Monday 26 February, 2007
Warning: This article is as much tongue-in-cheek as useful advise.
|As much as we aspire to EBM (evidence-based medicine) I suspect that many of us perform “GBM” (or Google-based medicine)!|
Google has become an invaluable tool as part of my day to day practice. Indeed, I find certain aspects of practice irritating without access to the internet (e.g., the current general practice I’m working in as well as the occasional hospital ED that is restricted by a firewall).
I use Google on a day to day clinical basis in a number of settings:
- Searching for patient handouts;
- Looking up clinical information on uncommon and rare diagnoses (e.g., something unexpected on a discharge summary or after a specialist visit);
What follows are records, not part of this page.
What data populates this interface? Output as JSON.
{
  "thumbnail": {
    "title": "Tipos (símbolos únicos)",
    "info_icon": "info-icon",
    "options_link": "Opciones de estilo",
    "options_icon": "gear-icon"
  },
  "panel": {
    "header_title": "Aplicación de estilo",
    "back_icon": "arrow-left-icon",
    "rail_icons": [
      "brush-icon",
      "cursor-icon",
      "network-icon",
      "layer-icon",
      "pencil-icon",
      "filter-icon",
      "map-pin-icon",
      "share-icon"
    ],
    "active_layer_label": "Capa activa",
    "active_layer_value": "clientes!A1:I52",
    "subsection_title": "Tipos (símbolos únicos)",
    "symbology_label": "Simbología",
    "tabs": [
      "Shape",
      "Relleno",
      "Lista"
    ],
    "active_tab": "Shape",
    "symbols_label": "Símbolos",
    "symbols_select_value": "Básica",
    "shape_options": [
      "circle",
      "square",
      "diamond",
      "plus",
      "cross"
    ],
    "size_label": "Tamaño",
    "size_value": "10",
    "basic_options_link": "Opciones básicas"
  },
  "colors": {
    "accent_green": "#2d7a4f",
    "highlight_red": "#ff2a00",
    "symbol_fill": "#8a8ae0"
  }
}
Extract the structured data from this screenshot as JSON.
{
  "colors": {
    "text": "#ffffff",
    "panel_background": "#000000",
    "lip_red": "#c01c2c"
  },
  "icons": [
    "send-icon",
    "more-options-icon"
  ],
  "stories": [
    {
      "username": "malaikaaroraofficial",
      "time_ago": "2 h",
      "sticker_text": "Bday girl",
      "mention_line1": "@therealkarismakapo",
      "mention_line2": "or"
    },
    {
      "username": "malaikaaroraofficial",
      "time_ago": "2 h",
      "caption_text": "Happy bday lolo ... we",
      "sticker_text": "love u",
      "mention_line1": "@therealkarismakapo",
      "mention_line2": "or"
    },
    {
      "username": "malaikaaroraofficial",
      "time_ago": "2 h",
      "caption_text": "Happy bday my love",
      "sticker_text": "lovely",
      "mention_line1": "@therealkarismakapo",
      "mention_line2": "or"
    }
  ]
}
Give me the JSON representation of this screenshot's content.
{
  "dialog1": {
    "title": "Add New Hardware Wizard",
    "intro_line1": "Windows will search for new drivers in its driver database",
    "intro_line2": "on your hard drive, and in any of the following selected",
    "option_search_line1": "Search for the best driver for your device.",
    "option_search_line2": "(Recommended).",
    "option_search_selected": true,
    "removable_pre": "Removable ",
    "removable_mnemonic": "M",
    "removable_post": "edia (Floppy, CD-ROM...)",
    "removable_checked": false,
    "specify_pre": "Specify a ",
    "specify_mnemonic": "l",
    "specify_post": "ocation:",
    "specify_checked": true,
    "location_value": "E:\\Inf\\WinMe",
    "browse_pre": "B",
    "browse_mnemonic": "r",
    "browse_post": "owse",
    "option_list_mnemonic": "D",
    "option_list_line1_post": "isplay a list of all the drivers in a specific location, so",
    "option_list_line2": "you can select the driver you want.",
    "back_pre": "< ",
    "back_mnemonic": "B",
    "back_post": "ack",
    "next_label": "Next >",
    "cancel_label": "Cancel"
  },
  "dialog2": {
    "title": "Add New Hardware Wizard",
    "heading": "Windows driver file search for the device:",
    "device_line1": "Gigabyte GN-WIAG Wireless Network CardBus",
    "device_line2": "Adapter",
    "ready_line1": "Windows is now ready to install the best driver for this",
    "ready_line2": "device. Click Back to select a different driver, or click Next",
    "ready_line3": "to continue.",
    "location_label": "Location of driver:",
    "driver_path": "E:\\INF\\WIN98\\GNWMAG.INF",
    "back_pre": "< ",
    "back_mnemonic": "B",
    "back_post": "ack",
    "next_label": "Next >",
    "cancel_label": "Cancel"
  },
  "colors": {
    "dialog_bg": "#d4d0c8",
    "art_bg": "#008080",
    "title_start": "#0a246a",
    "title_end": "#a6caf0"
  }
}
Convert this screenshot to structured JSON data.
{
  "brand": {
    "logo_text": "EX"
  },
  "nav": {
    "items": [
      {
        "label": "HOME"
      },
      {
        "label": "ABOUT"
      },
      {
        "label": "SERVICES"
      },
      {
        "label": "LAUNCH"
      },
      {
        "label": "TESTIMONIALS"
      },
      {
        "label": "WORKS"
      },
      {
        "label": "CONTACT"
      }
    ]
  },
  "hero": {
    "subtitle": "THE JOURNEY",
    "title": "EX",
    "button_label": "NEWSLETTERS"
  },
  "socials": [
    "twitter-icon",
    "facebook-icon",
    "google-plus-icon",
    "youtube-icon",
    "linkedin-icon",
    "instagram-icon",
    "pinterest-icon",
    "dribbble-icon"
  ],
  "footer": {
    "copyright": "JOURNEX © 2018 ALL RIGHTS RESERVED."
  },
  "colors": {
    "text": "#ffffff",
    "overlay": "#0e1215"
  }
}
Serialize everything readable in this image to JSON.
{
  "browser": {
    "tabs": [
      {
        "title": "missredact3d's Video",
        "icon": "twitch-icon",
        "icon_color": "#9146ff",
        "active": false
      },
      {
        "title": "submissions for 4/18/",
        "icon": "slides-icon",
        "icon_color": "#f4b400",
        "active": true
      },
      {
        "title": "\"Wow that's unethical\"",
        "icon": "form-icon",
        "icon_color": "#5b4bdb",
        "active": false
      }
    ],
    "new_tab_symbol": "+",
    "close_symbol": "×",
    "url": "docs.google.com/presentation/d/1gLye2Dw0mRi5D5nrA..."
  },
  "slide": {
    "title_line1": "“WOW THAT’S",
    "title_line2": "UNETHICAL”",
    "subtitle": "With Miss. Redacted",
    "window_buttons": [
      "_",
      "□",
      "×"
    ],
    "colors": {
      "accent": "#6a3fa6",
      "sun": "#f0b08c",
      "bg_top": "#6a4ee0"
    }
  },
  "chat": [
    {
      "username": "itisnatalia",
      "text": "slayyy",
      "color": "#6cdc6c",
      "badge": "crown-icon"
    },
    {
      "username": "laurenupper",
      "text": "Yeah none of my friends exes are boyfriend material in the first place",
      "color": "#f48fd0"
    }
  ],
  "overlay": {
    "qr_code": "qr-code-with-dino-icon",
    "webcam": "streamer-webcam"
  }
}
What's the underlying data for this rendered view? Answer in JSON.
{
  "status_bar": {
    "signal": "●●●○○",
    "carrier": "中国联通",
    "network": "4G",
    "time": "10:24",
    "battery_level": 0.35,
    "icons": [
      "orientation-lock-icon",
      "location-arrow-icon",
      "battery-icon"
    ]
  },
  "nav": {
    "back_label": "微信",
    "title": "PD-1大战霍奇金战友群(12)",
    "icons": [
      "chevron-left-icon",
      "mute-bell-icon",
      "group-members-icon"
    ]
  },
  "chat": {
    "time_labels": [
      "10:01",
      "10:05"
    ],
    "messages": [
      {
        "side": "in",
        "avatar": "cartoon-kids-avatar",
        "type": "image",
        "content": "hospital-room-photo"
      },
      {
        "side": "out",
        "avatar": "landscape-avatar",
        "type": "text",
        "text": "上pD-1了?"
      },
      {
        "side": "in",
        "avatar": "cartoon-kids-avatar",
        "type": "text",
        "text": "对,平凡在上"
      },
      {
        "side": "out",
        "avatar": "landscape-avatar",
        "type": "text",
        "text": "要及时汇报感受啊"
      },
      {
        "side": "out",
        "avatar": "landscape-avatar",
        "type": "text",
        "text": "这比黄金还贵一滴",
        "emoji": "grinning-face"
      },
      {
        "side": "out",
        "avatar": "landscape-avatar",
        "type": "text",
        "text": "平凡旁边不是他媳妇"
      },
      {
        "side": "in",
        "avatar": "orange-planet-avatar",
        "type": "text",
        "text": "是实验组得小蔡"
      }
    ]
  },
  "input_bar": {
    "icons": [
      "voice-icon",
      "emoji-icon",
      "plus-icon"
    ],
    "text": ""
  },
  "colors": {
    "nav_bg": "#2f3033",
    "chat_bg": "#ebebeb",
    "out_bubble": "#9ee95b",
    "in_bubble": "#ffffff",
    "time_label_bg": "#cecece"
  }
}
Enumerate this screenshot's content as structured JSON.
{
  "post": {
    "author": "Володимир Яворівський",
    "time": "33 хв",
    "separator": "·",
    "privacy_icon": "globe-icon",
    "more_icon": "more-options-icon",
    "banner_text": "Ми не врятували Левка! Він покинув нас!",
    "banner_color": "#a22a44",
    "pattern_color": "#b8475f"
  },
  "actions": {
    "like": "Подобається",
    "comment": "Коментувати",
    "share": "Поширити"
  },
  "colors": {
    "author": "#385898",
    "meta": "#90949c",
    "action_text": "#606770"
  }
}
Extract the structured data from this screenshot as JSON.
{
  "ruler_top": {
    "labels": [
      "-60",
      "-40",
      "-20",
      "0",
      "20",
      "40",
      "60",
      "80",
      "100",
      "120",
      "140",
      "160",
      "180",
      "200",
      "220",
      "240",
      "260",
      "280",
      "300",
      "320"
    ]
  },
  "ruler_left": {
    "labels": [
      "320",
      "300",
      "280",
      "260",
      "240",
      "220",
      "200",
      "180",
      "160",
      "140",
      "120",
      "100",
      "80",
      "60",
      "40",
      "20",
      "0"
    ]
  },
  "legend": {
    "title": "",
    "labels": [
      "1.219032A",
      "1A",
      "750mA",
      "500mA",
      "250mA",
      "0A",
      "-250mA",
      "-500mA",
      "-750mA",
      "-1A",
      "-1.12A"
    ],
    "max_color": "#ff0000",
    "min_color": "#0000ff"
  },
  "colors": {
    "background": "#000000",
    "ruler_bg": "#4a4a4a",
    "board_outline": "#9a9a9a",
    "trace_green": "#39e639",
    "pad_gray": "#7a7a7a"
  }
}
- Looking up highly specialised medical terminology (i.e., when the radiologist decides to be clever in a report);
- Units conversion (e.g., imperial to metric);
- Information on herbal “medications” that aren’t on the PBS;
- Information on medications with different international trade names (e.g., the international visitor who has run out of medications);
- Anticipating “worried” patients by keeping an eye out on the latest “health scare” misinformation touted in the “mainstream media”;
- Looking for contact details of specialists when the Yellow Pages and White Pages fail.
A shelf full of medical textbooks may seem distinguished but is is also anachronistic and so twentieth century!
The best and most up-to-date medical information that you can access is rarely in a “dead tree” volume.
I do not use Google for diagnostic purposes simply as it’s somewhat of a mixed bag. Interestingly enough, a couple of Queenslanders, Tang and Ng, published a study looking at the diagnostic value of plugging symptoms into Google to see if the correct diagnosis would arise. Impressively, it did so over 50% of the time (admittedly, for the more common diagnoses) (1). My “gut” feeling, however, is that it is still a bad idea to rely on Google for diagnosis though it may be useful for reviewing for possible differentials that you may not have thought about.
(2) Tam M., Su M. 2006, “The world according to Google”, Creation of The Medicine Box, Lulu.